::: DATA FOR REVIEW :::

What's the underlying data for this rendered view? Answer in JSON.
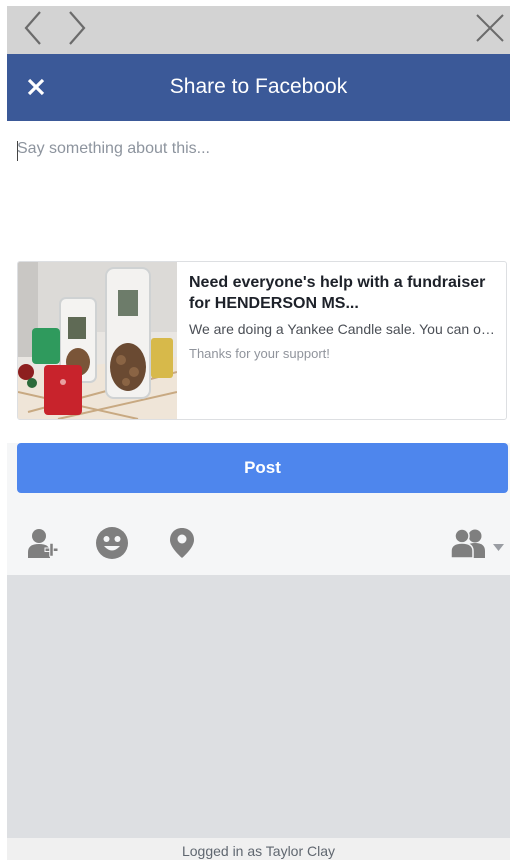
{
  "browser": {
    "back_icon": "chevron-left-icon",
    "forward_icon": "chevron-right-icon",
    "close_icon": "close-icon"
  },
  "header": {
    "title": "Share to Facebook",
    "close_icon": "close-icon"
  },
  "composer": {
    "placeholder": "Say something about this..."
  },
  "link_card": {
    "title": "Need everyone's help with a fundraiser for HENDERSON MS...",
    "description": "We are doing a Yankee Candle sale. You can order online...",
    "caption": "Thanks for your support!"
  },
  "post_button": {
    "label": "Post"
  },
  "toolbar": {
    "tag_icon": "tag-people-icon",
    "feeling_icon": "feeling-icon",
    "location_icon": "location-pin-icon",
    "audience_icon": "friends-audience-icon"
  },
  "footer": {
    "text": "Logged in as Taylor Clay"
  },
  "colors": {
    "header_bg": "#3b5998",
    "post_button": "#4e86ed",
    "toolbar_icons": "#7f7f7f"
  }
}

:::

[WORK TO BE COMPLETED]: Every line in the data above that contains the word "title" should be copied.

[YOUR RESPONSE]:
    "title": "Share to Facebook",
    "title": "Need everyone's help with a fundraiser for HENDERSON MS...",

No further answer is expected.